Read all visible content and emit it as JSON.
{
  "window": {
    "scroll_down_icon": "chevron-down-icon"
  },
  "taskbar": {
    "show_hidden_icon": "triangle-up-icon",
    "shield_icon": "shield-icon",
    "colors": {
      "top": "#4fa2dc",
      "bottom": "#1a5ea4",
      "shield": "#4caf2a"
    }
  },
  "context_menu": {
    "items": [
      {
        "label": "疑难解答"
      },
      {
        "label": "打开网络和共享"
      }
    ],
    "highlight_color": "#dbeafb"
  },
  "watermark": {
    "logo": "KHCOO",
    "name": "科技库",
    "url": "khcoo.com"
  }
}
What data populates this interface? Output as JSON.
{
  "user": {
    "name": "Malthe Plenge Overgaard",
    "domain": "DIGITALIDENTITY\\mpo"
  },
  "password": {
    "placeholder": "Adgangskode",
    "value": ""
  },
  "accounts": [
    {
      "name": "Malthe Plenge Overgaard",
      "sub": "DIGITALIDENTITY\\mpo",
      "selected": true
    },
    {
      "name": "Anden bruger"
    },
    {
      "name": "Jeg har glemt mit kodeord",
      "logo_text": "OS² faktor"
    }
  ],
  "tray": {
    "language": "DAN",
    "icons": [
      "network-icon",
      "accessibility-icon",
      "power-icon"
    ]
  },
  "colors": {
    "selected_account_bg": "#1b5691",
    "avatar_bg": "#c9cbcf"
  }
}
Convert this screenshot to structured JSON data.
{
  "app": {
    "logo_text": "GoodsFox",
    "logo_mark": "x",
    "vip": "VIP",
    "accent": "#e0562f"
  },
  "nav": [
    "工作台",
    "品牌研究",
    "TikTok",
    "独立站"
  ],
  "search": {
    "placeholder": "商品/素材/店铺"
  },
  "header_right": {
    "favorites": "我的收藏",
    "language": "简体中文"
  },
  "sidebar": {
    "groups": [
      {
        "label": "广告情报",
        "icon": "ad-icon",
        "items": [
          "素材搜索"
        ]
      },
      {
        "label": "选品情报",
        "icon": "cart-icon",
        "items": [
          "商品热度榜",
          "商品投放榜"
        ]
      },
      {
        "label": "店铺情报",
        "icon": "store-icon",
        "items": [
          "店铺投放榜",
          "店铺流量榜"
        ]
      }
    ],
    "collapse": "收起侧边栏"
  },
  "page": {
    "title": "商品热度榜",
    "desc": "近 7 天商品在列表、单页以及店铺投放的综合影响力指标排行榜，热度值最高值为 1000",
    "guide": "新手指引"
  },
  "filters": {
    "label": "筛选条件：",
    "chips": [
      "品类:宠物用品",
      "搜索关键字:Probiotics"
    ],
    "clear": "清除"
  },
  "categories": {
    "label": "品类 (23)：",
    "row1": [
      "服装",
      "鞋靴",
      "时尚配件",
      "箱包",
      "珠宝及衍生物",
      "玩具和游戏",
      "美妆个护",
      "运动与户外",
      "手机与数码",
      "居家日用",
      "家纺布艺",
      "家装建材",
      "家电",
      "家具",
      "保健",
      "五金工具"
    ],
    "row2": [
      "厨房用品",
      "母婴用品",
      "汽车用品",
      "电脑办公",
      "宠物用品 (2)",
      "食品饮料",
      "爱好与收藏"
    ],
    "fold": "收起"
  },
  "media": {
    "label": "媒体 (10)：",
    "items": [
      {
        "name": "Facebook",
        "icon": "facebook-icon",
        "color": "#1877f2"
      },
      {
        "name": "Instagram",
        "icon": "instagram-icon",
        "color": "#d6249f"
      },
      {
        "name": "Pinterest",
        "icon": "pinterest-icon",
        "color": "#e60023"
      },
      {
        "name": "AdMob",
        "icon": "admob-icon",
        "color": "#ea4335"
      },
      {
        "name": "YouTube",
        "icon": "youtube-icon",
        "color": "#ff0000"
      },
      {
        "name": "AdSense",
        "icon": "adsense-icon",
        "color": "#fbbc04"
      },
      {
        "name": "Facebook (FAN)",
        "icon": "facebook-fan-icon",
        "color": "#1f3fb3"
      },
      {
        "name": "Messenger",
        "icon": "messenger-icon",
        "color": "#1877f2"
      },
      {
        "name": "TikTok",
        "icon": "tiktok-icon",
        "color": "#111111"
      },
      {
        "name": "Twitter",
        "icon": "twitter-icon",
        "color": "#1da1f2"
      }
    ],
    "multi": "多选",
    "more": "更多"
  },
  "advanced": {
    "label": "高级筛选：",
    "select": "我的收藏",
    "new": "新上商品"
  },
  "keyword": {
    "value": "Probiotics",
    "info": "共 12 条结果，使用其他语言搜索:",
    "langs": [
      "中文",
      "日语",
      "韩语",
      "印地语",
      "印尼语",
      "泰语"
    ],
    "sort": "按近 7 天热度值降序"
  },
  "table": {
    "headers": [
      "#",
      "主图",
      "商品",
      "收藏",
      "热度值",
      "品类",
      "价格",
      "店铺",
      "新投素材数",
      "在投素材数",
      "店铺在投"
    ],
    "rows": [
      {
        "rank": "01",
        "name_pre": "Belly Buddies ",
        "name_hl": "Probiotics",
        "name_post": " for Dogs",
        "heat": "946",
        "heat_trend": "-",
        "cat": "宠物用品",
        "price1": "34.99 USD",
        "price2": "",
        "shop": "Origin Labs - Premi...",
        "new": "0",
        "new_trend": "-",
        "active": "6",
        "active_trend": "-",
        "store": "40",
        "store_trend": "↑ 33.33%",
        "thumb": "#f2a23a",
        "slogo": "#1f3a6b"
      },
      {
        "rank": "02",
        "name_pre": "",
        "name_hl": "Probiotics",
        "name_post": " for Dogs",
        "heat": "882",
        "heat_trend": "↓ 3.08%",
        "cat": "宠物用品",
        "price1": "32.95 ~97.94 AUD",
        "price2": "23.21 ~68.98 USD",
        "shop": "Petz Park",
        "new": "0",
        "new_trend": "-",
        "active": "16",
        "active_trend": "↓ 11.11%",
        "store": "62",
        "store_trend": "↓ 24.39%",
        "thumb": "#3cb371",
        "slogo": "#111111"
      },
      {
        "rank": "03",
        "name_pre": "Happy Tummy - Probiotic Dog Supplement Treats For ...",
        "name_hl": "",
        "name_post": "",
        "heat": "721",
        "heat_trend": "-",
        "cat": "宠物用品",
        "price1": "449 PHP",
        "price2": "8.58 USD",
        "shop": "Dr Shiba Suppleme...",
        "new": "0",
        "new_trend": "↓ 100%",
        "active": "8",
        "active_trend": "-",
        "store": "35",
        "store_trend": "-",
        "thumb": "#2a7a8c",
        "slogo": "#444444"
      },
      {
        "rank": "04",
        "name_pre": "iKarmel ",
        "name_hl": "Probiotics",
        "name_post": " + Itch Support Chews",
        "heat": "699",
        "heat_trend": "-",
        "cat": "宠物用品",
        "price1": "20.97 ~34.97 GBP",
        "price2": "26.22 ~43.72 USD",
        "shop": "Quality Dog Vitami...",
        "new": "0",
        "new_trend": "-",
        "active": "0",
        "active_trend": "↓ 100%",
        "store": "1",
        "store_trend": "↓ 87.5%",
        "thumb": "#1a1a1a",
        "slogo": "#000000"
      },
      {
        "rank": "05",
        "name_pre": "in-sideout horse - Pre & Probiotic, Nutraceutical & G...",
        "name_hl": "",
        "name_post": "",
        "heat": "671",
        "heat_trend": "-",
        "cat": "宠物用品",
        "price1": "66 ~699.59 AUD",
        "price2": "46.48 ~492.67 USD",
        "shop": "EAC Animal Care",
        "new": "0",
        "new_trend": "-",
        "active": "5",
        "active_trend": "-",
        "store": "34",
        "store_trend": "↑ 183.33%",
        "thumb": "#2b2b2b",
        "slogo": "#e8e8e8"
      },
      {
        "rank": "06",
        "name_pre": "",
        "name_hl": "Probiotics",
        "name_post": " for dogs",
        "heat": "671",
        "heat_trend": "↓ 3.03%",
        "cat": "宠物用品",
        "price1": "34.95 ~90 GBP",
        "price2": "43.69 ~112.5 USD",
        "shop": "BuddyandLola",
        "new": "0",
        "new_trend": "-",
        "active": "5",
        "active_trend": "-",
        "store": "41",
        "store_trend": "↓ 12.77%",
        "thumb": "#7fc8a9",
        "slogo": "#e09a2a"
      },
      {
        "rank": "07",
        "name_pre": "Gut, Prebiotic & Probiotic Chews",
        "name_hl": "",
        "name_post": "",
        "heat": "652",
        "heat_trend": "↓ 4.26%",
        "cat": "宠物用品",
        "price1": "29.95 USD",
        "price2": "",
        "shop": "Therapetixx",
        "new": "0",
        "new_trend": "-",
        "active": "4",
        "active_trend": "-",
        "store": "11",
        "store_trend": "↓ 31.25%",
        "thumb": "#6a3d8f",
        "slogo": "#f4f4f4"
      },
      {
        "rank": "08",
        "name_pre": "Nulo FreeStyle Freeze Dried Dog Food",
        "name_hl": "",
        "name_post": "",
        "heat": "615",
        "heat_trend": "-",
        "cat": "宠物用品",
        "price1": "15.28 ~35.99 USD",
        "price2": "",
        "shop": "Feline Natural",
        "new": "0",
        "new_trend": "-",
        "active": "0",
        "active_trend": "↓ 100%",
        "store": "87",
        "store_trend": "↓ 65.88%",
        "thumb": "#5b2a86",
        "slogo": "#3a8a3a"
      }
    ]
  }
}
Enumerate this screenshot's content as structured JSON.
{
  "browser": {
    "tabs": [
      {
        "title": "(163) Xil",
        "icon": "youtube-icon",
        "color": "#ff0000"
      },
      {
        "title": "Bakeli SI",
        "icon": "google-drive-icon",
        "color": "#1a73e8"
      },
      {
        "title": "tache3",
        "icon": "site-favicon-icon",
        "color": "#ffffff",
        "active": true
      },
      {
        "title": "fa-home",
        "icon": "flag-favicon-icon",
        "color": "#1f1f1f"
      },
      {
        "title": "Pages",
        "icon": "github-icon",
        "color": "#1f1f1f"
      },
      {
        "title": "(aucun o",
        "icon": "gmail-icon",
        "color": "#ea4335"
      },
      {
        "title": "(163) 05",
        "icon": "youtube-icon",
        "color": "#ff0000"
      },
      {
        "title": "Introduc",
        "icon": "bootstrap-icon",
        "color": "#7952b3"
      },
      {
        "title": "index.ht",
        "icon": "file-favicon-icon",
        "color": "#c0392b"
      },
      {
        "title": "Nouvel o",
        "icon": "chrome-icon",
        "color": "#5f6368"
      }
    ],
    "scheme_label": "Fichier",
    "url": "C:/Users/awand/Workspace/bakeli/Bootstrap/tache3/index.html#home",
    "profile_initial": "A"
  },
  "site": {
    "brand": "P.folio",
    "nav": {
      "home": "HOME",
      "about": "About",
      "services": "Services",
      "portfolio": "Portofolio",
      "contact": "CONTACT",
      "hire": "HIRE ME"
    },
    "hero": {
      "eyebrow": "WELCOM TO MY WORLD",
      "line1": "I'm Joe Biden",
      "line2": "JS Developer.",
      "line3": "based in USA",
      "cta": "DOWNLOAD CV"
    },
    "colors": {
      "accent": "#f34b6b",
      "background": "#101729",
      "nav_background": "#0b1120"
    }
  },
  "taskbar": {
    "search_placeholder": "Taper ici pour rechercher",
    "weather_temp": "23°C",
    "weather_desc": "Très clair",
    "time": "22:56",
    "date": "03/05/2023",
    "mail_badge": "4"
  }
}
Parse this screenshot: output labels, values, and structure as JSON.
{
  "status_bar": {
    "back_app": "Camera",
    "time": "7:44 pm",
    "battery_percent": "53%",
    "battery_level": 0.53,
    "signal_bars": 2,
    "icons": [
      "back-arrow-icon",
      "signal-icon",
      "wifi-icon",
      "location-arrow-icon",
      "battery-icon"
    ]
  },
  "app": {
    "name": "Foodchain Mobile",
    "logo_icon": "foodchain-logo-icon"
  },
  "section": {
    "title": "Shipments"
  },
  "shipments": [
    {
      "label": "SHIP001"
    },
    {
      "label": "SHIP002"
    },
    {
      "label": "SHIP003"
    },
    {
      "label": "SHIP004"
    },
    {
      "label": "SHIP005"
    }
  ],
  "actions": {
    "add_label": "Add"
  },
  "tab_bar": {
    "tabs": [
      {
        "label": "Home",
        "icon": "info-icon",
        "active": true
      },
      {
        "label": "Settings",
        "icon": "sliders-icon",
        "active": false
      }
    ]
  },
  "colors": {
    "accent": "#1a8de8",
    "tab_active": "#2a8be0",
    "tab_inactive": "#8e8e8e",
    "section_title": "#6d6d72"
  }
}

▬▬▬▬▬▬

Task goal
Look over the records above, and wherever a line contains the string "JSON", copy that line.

Task result
Read all visible content and emit it as JSON.
What data populates this interface? Output as JSON.
Convert this screenshot to structured JSON data.
Enumerate this screenshot's content as structured JSON.
Parse this screenshot: output labels, values, and structure as JSON.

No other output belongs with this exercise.